* [Required work]
Which of the lines below hold "Armor"? Please return each one.

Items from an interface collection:

--------------------

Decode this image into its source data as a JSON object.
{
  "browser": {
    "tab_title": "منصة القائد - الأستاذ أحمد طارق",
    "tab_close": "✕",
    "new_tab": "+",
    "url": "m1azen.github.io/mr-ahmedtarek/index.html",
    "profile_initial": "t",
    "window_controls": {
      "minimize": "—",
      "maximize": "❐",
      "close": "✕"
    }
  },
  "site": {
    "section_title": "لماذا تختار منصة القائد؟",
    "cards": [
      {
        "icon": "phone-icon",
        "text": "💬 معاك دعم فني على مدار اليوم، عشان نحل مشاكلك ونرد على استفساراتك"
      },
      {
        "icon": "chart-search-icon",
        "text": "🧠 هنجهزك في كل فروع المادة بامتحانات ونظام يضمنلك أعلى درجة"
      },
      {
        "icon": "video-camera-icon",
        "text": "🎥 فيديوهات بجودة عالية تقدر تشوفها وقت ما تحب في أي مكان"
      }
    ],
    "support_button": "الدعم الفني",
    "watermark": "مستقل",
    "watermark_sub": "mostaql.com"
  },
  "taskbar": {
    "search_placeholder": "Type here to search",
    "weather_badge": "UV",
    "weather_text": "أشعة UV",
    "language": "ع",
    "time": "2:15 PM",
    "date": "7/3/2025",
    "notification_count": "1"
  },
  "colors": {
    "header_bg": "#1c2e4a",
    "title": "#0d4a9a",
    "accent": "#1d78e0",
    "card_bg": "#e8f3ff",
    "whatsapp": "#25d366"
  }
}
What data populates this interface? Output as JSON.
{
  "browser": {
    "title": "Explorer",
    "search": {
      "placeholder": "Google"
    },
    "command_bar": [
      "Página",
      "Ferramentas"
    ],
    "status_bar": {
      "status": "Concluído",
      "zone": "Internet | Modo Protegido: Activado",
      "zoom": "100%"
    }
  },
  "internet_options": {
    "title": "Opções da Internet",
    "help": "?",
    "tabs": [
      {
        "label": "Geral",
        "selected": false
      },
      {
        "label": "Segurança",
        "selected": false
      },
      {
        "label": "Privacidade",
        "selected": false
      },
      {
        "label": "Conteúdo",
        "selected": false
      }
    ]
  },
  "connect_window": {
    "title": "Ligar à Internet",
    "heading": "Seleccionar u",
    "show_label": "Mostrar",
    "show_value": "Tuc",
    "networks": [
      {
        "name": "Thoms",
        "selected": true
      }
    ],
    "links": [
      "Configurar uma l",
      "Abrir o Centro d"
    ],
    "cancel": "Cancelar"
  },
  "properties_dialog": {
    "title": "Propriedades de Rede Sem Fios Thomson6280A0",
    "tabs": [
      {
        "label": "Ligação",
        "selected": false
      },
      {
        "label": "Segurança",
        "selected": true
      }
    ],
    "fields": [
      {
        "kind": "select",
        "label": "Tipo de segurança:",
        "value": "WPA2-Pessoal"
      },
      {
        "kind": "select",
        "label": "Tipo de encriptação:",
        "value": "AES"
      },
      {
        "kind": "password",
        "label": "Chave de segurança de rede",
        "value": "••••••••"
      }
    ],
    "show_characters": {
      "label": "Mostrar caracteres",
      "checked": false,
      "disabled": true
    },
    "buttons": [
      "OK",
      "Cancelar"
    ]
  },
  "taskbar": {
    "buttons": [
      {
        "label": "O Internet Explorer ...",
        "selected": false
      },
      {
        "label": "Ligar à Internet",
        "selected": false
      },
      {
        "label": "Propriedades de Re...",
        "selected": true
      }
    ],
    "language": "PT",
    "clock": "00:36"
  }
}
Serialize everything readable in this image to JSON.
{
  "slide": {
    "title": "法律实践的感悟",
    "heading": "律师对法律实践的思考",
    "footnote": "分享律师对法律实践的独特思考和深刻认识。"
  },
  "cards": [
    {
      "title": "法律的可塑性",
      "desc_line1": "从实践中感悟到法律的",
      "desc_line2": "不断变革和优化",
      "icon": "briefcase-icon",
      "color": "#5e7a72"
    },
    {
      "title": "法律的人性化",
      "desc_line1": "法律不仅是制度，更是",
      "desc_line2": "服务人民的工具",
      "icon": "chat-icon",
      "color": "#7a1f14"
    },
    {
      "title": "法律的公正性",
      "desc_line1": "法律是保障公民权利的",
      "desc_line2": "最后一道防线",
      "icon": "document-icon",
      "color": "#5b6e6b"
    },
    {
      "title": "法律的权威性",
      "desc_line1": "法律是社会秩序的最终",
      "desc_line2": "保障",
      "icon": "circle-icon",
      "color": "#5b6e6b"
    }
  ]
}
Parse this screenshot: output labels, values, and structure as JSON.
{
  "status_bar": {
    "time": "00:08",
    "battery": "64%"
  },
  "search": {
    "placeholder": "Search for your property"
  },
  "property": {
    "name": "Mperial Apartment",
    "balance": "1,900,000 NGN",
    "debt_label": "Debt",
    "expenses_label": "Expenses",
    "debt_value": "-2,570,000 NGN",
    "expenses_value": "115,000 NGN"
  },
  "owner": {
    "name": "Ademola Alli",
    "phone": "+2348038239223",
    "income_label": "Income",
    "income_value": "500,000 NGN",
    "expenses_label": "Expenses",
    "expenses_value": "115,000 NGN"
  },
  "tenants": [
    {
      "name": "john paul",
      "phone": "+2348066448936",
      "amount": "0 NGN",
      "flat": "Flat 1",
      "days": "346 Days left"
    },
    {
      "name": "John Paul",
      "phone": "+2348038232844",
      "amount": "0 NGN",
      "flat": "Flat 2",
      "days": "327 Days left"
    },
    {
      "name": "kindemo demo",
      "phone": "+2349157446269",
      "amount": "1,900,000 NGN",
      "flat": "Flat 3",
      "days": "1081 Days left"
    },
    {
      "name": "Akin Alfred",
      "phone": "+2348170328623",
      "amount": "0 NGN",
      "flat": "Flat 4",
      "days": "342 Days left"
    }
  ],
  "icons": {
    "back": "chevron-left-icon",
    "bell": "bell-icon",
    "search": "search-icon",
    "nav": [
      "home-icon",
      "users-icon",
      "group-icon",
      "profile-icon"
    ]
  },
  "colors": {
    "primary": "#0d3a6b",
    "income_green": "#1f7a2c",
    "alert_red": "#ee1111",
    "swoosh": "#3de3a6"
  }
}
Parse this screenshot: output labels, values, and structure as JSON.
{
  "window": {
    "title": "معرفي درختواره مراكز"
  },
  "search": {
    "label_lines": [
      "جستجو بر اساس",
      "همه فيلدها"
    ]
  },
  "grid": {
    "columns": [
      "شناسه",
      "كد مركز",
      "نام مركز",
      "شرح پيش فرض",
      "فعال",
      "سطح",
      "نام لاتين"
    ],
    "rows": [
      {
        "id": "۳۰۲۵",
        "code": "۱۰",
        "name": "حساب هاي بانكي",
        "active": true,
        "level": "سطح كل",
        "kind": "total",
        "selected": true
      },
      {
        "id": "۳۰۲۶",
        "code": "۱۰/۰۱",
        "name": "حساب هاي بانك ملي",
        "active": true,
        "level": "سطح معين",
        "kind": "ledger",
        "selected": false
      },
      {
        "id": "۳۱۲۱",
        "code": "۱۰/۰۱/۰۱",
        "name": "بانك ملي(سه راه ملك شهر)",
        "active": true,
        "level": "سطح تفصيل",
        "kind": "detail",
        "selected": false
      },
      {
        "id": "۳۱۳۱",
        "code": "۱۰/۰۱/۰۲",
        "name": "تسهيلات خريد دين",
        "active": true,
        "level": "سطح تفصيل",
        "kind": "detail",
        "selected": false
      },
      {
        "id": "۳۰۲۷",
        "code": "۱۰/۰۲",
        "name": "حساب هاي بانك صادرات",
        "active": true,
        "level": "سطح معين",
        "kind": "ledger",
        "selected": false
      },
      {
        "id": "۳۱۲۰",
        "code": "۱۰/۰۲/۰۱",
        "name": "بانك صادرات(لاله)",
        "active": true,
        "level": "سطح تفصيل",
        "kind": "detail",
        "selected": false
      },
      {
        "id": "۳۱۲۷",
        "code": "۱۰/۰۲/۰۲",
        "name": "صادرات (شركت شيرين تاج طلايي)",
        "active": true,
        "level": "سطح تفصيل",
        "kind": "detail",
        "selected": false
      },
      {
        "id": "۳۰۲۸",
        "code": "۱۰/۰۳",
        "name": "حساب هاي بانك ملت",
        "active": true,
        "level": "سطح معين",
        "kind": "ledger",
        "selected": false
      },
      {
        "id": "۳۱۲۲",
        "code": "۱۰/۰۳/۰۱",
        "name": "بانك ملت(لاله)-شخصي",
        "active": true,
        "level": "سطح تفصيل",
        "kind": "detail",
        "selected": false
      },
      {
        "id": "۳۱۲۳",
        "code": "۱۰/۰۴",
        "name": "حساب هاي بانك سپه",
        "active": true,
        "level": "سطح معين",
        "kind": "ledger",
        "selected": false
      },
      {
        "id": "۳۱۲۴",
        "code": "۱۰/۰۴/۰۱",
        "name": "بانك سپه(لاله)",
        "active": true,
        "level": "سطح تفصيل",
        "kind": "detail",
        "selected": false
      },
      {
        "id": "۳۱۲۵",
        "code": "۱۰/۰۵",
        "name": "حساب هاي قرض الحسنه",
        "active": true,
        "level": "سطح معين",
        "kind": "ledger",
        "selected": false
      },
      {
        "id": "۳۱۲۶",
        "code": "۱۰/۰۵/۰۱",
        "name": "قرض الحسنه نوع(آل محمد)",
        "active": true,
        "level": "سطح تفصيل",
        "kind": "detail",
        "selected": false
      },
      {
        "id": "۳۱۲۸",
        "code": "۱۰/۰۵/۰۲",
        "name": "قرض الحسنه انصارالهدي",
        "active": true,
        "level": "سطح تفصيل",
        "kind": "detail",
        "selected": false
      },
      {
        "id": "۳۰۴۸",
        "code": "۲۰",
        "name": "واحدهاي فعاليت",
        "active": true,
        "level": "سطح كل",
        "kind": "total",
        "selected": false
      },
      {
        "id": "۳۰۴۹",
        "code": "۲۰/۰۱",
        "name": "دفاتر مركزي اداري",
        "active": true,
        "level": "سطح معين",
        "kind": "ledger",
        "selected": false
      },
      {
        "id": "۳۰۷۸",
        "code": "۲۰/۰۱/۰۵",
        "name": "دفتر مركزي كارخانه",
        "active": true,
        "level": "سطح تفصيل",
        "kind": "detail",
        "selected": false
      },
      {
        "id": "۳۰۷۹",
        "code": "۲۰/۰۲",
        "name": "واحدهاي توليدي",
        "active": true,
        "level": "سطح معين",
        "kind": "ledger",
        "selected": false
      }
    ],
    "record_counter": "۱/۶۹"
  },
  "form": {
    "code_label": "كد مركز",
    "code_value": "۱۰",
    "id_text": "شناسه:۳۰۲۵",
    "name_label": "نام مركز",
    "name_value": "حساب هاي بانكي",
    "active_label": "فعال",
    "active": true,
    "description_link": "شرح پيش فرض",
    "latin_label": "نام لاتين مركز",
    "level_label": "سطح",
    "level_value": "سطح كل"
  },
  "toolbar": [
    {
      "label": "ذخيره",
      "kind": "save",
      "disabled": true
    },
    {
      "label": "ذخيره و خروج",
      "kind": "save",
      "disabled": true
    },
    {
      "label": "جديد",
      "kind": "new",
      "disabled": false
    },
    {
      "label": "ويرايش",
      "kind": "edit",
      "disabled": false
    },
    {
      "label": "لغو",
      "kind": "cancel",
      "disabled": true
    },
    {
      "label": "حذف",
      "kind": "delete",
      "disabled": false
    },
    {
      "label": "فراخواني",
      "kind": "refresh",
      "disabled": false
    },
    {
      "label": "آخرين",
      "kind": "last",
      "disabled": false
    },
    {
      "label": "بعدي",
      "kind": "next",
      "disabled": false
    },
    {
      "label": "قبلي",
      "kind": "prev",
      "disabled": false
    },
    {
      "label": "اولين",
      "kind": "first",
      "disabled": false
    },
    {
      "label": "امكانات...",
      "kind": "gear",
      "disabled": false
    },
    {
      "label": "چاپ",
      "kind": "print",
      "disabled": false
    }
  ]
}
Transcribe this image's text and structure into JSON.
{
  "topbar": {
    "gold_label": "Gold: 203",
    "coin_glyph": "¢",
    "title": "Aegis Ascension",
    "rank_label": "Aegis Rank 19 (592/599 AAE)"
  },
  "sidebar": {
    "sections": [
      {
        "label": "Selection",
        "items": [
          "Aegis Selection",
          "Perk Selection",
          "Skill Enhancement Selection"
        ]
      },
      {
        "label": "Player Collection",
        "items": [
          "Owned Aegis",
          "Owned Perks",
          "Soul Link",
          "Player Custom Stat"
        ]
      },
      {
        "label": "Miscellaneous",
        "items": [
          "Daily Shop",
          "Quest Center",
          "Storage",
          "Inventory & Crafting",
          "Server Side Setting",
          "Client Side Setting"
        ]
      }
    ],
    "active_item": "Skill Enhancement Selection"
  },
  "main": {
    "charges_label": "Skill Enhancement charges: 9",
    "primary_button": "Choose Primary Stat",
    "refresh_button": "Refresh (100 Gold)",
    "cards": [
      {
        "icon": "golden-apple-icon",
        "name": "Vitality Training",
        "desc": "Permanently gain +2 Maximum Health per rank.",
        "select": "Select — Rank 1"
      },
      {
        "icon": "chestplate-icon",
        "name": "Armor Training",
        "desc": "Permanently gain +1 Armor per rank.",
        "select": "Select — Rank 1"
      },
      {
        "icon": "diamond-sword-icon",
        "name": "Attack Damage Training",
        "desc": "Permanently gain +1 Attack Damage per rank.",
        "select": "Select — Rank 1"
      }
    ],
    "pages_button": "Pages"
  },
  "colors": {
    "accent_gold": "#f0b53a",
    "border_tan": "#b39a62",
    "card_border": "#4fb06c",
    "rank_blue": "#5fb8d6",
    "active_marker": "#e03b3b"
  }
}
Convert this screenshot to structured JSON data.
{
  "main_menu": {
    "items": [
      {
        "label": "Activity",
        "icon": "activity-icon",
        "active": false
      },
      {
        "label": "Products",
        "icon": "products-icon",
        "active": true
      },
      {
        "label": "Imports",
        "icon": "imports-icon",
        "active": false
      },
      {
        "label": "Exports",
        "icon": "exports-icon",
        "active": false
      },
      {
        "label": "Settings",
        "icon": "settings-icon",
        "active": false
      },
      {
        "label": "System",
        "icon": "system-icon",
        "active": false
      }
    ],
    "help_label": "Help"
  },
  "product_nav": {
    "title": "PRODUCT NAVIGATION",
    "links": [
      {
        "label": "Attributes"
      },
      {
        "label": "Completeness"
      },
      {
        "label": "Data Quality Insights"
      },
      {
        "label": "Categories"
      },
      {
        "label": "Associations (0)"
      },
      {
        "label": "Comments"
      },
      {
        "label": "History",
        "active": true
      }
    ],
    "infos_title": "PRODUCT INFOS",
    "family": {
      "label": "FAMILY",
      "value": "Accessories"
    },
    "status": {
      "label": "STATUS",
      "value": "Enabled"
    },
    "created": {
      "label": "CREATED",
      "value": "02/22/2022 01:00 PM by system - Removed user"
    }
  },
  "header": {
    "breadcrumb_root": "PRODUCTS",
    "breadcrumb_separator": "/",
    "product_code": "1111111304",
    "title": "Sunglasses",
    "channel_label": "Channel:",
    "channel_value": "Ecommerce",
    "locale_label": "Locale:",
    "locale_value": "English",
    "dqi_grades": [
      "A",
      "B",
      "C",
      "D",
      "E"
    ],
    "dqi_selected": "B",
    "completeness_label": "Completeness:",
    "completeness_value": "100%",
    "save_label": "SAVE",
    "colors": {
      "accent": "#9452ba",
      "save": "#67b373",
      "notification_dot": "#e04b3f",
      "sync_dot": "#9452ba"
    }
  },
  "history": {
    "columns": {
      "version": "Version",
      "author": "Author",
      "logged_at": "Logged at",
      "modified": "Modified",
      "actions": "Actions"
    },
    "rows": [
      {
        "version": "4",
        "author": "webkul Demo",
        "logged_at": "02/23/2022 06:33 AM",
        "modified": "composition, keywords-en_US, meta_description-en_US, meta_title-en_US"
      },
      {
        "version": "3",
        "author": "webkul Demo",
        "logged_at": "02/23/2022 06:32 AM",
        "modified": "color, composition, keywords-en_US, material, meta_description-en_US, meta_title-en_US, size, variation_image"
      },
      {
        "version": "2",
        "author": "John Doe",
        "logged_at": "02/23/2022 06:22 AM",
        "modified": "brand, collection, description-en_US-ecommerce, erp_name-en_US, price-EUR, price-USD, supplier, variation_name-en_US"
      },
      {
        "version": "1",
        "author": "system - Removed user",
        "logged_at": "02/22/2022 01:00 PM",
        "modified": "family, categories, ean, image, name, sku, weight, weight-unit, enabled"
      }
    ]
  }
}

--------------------

* [Reply to the task]
        "name": "Armor Training",
        "desc": "Permanently gain +1 Armor per rank.",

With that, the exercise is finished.